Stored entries
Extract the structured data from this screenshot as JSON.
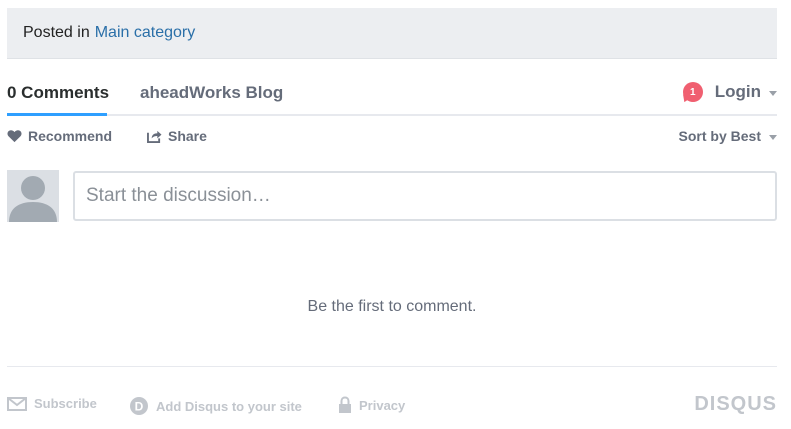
{
  "posted": {
    "prefix": "Posted in",
    "category": "Main category"
  },
  "tabs": {
    "comments": "0 Comments",
    "forum": "aheadWorks Blog",
    "login": "Login",
    "notification_count": "1"
  },
  "actions": {
    "recommend": "Recommend",
    "share": "Share",
    "sort": "Sort by Best"
  },
  "composer": {
    "placeholder": "Start the discussion…"
  },
  "empty_message": "Be the first to comment.",
  "footer": {
    "subscribe": "Subscribe",
    "add_disqus": "Add Disqus to your site",
    "privacy": "Privacy",
    "logo": "DISQUS"
  },
  "colors": {
    "accent_blue": "#2e9fff",
    "link": "#2a6fa8",
    "badge": "#f05f70",
    "muted": "#656c7a"
  }
}
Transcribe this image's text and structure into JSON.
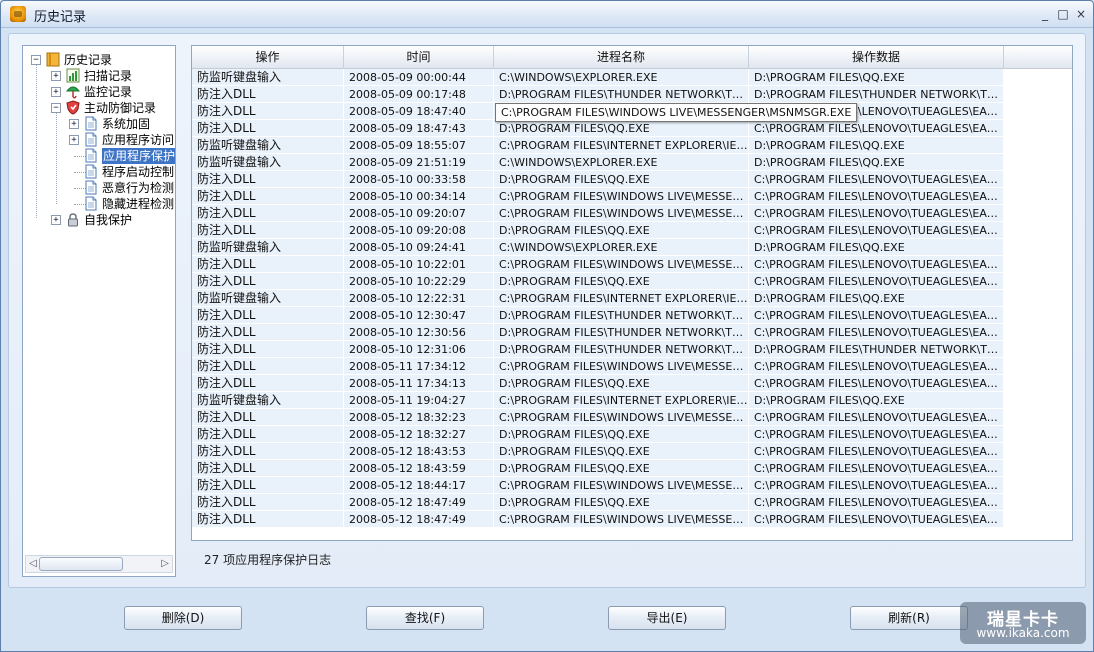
{
  "window": {
    "title": "历史记录"
  },
  "titlebar_buttons": [
    "_",
    "□",
    "×"
  ],
  "tree": [
    {
      "label": "历史记录",
      "expander": "−",
      "icon": "book-icon",
      "level": 0
    },
    {
      "label": "扫描记录",
      "expander": "+",
      "icon": "scan-chart-icon",
      "level": 1
    },
    {
      "label": "监控记录",
      "expander": "+",
      "icon": "monitor-umbrella-icon",
      "level": 1
    },
    {
      "label": "主动防御记录",
      "expander": "−",
      "icon": "shield-icon",
      "level": 1
    },
    {
      "label": "系统加固",
      "expander": "+",
      "icon": "document-icon",
      "level": 2
    },
    {
      "label": "应用程序访问",
      "expander": "+",
      "icon": "document-icon",
      "level": 2
    },
    {
      "label": "应用程序保护",
      "expander": "",
      "icon": "document-icon",
      "level": 2,
      "selected": true
    },
    {
      "label": "程序启动控制",
      "expander": "",
      "icon": "document-icon",
      "level": 2
    },
    {
      "label": "恶意行为检测",
      "expander": "",
      "icon": "document-icon",
      "level": 2
    },
    {
      "label": "隐藏进程检测",
      "expander": "",
      "icon": "document-icon",
      "level": 2
    },
    {
      "label": "自我保护",
      "expander": "+",
      "icon": "lock-icon",
      "level": 1
    }
  ],
  "table": {
    "columns": [
      "操作",
      "时间",
      "进程名称",
      "操作数据"
    ],
    "rows": [
      [
        "防监听键盘输入",
        "2008-05-09 00:00:44",
        "C:\\WINDOWS\\EXPLORER.EXE",
        "D:\\PROGRAM FILES\\QQ.EXE"
      ],
      [
        "防注入DLL",
        "2008-05-09 00:17:48",
        "D:\\PROGRAM FILES\\THUNDER NETWORK\\THUND...",
        "D:\\PROGRAM FILES\\THUNDER NETWORK\\THUND..."
      ],
      [
        "防注入DLL",
        "2008-05-09 18:47:40",
        "C:\\PROGRAM FILES\\WINDOWS LIVE\\MESSENGER...",
        "C:\\PROGRAM FILES\\LENOVO\\TUEAGLES\\EAGLEH..."
      ],
      [
        "防注入DLL",
        "2008-05-09 18:47:43",
        "D:\\PROGRAM FILES\\QQ.EXE",
        "C:\\PROGRAM FILES\\LENOVO\\TUEAGLES\\EAGLEH..."
      ],
      [
        "防监听键盘输入",
        "2008-05-09 18:55:07",
        "C:\\PROGRAM FILES\\INTERNET EXPLORER\\IEXPL...",
        "D:\\PROGRAM FILES\\QQ.EXE"
      ],
      [
        "防监听键盘输入",
        "2008-05-09 21:51:19",
        "C:\\WINDOWS\\EXPLORER.EXE",
        "D:\\PROGRAM FILES\\QQ.EXE"
      ],
      [
        "防注入DLL",
        "2008-05-10 00:33:58",
        "D:\\PROGRAM FILES\\QQ.EXE",
        "C:\\PROGRAM FILES\\LENOVO\\TUEAGLES\\EAGLEH..."
      ],
      [
        "防注入DLL",
        "2008-05-10 00:34:14",
        "C:\\PROGRAM FILES\\WINDOWS LIVE\\MESSENGER...",
        "C:\\PROGRAM FILES\\LENOVO\\TUEAGLES\\EAGLEH..."
      ],
      [
        "防注入DLL",
        "2008-05-10 09:20:07",
        "C:\\PROGRAM FILES\\WINDOWS LIVE\\MESSENGER...",
        "C:\\PROGRAM FILES\\LENOVO\\TUEAGLES\\EAGLEH..."
      ],
      [
        "防注入DLL",
        "2008-05-10 09:20:08",
        "D:\\PROGRAM FILES\\QQ.EXE",
        "C:\\PROGRAM FILES\\LENOVO\\TUEAGLES\\EAGLEH..."
      ],
      [
        "防监听键盘输入",
        "2008-05-10 09:24:41",
        "C:\\WINDOWS\\EXPLORER.EXE",
        "D:\\PROGRAM FILES\\QQ.EXE"
      ],
      [
        "防注入DLL",
        "2008-05-10 10:22:01",
        "C:\\PROGRAM FILES\\WINDOWS LIVE\\MESSENGER...",
        "C:\\PROGRAM FILES\\LENOVO\\TUEAGLES\\EAGLEH..."
      ],
      [
        "防注入DLL",
        "2008-05-10 10:22:29",
        "D:\\PROGRAM FILES\\QQ.EXE",
        "C:\\PROGRAM FILES\\LENOVO\\TUEAGLES\\EAGLEH..."
      ],
      [
        "防监听键盘输入",
        "2008-05-10 12:22:31",
        "C:\\PROGRAM FILES\\INTERNET EXPLORER\\IEXPL...",
        "D:\\PROGRAM FILES\\QQ.EXE"
      ],
      [
        "防注入DLL",
        "2008-05-10 12:30:47",
        "D:\\PROGRAM FILES\\THUNDER NETWORK\\THUND...",
        "C:\\PROGRAM FILES\\LENOVO\\TUEAGLES\\EAGLEH..."
      ],
      [
        "防注入DLL",
        "2008-05-10 12:30:56",
        "D:\\PROGRAM FILES\\THUNDER NETWORK\\THUND...",
        "C:\\PROGRAM FILES\\LENOVO\\TUEAGLES\\EAGLEH..."
      ],
      [
        "防注入DLL",
        "2008-05-10 12:31:06",
        "D:\\PROGRAM FILES\\THUNDER NETWORK\\THUND...",
        "D:\\PROGRAM FILES\\THUNDER NETWORK\\THUND..."
      ],
      [
        "防注入DLL",
        "2008-05-11 17:34:12",
        "C:\\PROGRAM FILES\\WINDOWS LIVE\\MESSENGER...",
        "C:\\PROGRAM FILES\\LENOVO\\TUEAGLES\\EAGLEH..."
      ],
      [
        "防注入DLL",
        "2008-05-11 17:34:13",
        "D:\\PROGRAM FILES\\QQ.EXE",
        "C:\\PROGRAM FILES\\LENOVO\\TUEAGLES\\EAGLEH..."
      ],
      [
        "防监听键盘输入",
        "2008-05-11 19:04:27",
        "C:\\PROGRAM FILES\\INTERNET EXPLORER\\IEXPL...",
        "D:\\PROGRAM FILES\\QQ.EXE"
      ],
      [
        "防注入DLL",
        "2008-05-12 18:32:23",
        "C:\\PROGRAM FILES\\WINDOWS LIVE\\MESSENGER...",
        "C:\\PROGRAM FILES\\LENOVO\\TUEAGLES\\EAGLEH..."
      ],
      [
        "防注入DLL",
        "2008-05-12 18:32:27",
        "D:\\PROGRAM FILES\\QQ.EXE",
        "C:\\PROGRAM FILES\\LENOVO\\TUEAGLES\\EAGLEH..."
      ],
      [
        "防注入DLL",
        "2008-05-12 18:43:53",
        "D:\\PROGRAM FILES\\QQ.EXE",
        "C:\\PROGRAM FILES\\LENOVO\\TUEAGLES\\EAGLEH..."
      ],
      [
        "防注入DLL",
        "2008-05-12 18:43:59",
        "D:\\PROGRAM FILES\\QQ.EXE",
        "C:\\PROGRAM FILES\\LENOVO\\TUEAGLES\\EAGLEH..."
      ],
      [
        "防注入DLL",
        "2008-05-12 18:44:17",
        "C:\\PROGRAM FILES\\WINDOWS LIVE\\MESSENGER...",
        "C:\\PROGRAM FILES\\LENOVO\\TUEAGLES\\EAGLEH..."
      ],
      [
        "防注入DLL",
        "2008-05-12 18:47:49",
        "D:\\PROGRAM FILES\\QQ.EXE",
        "C:\\PROGRAM FILES\\LENOVO\\TUEAGLES\\EAGLEH..."
      ],
      [
        "防注入DLL",
        "2008-05-12 18:47:49",
        "C:\\PROGRAM FILES\\WINDOWS LIVE\\MESSENGER...",
        "C:\\PROGRAM FILES\\LENOVO\\TUEAGLES\\EAGLEH..."
      ]
    ]
  },
  "tooltip": "C:\\PROGRAM FILES\\WINDOWS LIVE\\MESSENGER\\MSNMSGR.EXE",
  "status": "27 项应用程序保护日志",
  "buttons": {
    "delete": "删除(D)",
    "find": "查找(F)",
    "export": "导出(E)",
    "refresh": "刷新(R)"
  },
  "watermark": {
    "brand": "瑞星卡卡",
    "url": "www.ikaka.com"
  },
  "colors": {
    "selection": "#3d74c6",
    "row_bg": "#e9f1fb",
    "border": "#8ea5c4"
  }
}
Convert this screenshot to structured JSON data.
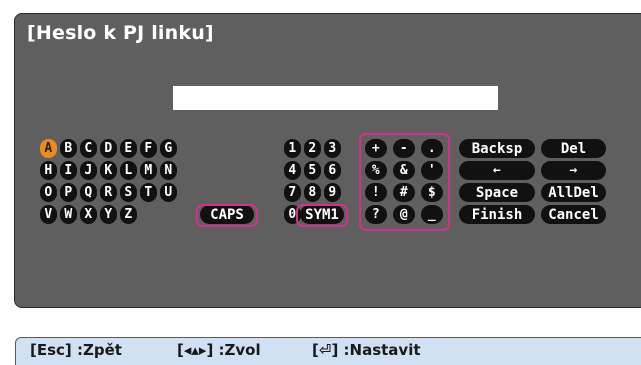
{
  "dialog": {
    "title": "[Heslo k PJ linku]",
    "password_value": "",
    "letters": [
      "A",
      "B",
      "C",
      "D",
      "E",
      "F",
      "G",
      "H",
      "I",
      "J",
      "K",
      "L",
      "M",
      "N",
      "O",
      "P",
      "Q",
      "R",
      "S",
      "T",
      "U",
      "V",
      "W",
      "X",
      "Y",
      "Z"
    ],
    "caps_label": "CAPS",
    "digits": [
      "1",
      "2",
      "3",
      "4",
      "5",
      "6",
      "7",
      "8",
      "9",
      "0"
    ],
    "sym_label": "SYM1",
    "symbols": [
      "+",
      "-",
      ".",
      "%",
      "&",
      "'",
      "!",
      "#",
      "$",
      "?",
      "@",
      "_"
    ],
    "backspace_label": "Backsp",
    "delete_label": "Del",
    "left_arrow_icon": "left-arrow-icon",
    "right_arrow_icon": "right-arrow-icon",
    "space_label": "Space",
    "alldel_label": "AllDel",
    "finish_label": "Finish",
    "cancel_label": "Cancel"
  },
  "status_bar": {
    "esc_hint": "[Esc] :Zpět",
    "arrows_hint_prefix": "[",
    "arrows_hint_suffix": "] :Zvol",
    "enter_hint_prefix": "[",
    "enter_hint_suffix": "] :Nastavit"
  },
  "colors": {
    "panel": "#5f5f5f",
    "key": "#111111",
    "selected_key": "#ee8c1a",
    "highlight": "#d4328a",
    "status_bar": "#cfe1f3"
  }
}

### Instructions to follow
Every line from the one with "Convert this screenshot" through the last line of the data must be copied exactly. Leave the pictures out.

### Response to this task
Convert this screenshot to structured JSON data.
{
  "dialog": {
    "title": "[Heslo k PJ linku]",
    "password_value": "",
    "letters": [
      "A",
      "B",
      "C",
      "D",
      "E",
      "F",
      "G",
      "H",
      "I",
      "J",
      "K",
      "L",
      "M",
      "N",
      "O",
      "P",
      "Q",
      "R",
      "S",
      "T",
      "U",
      "V",
      "W",
      "X",
      "Y",
      "Z"
    ],
    "caps_label": "CAPS",
    "digits": [
      "1",
      "2",
      "3",
      "4",
      "5",
      "6",
      "7",
      "8",
      "9",
      "0"
    ],
    "sym_label": "SYM1",
    "symbols": [
      "+",
      "-",
      ".",
      "%",
      "&",
      "'",
      "!",
      "#",
      "$",
      "?",
      "@",
      "_"
    ],
    "backspace_label": "Backsp",
    "delete_label": "Del",
    "left_arrow_icon": "left-arrow-icon",
    "right_arrow_icon": "right-arrow-icon",
    "space_label": "Space",
    "alldel_label": "AllDel",
    "finish_label": "Finish",
    "cancel_label": "Cancel"
  },
  "status_bar": {
    "esc_hint": "[Esc] :Zpět",
    "arrows_hint_prefix": "[",
    "arrows_hint_suffix": "] :Zvol",
    "enter_hint_prefix": "[",
    "enter_hint_suffix": "] :Nastavit"
  },
  "colors": {
    "panel": "#5f5f5f",
    "key": "#111111",
    "selected_key": "#ee8c1a",
    "highlight": "#d4328a",
    "status_bar": "#cfe1f3"
  }
}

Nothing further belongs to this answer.